tion of England, London would be nearer to Hamburgh than to Birmingham. Here, where canals are out of the question, and where the few roads of which I have boasted, are due entirely to a forced cheapness" (constancy and combination) " of labour, now coming to its end, the operation of water in contracting absolute space, is far more evident than in any part of Europe. The inhabitants of Hobart's Town and Sydney are nearer neighbours, than two families in the district of Bathurst, who may be separated by only fifty miles of unreclaimed land. A farmer of Van Diemen's Land sells corn in the market of Sydney, whilst many a New South Wales farmer grows no more corn than will supply his family, because he would be unable to remove a surplus quantity from his own barn. The shopkeeper of Launceston, again, can sell Chinese goods obtained from Sydney, for less than the shopkeeper of Bathurst, who, on the map, appears nearer to Sydney by some hundred miles.
In a word, ships, and water to float them on, are to the inhabitants of new countries, what waggons, carriages, inns, and Macadam's roads, are to you.

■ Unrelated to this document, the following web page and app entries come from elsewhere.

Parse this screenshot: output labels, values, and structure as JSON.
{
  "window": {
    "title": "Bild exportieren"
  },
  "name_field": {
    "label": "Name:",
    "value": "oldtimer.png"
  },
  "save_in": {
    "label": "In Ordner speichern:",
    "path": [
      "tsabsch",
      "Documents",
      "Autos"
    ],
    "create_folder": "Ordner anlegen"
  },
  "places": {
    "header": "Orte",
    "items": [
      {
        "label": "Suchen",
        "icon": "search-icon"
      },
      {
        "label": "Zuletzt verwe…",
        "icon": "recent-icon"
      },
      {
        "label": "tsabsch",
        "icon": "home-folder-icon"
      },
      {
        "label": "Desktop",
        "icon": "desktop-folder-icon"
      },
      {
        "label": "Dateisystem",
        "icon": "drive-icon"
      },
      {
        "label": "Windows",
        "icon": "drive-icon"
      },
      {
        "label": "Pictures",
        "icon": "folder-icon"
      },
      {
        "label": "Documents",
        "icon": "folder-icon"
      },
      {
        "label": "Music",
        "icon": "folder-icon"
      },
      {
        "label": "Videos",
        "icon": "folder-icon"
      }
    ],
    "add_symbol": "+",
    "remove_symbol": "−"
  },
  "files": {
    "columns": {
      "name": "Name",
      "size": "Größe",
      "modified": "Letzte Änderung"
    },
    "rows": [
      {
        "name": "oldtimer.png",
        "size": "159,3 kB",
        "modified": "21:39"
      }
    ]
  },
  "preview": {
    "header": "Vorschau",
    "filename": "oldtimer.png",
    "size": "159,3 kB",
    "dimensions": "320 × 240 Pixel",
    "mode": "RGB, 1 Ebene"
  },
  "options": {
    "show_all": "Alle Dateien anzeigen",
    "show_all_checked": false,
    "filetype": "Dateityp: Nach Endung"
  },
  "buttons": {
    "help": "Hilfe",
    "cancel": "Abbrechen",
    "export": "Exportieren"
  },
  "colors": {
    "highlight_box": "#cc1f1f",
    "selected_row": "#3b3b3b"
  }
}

Believe, then, that New South Wales and Van Diemen's Land are connected, not separated, by Bass's Strait."
It is the same with respect to Van Diemen's Land and the shores of Spencer's Gulph. The first town of South Australia, whether formed at Nepean Bay, on Cape Jervis, or at Port Lincoln, will be more easily provisioned; and stocked with what a new settlement requires, than a fresh settlement within New South Wales or Van Diemen's Land, which was planted at a distance of fifty miles from the nearest cultivated district. As respects a new market for the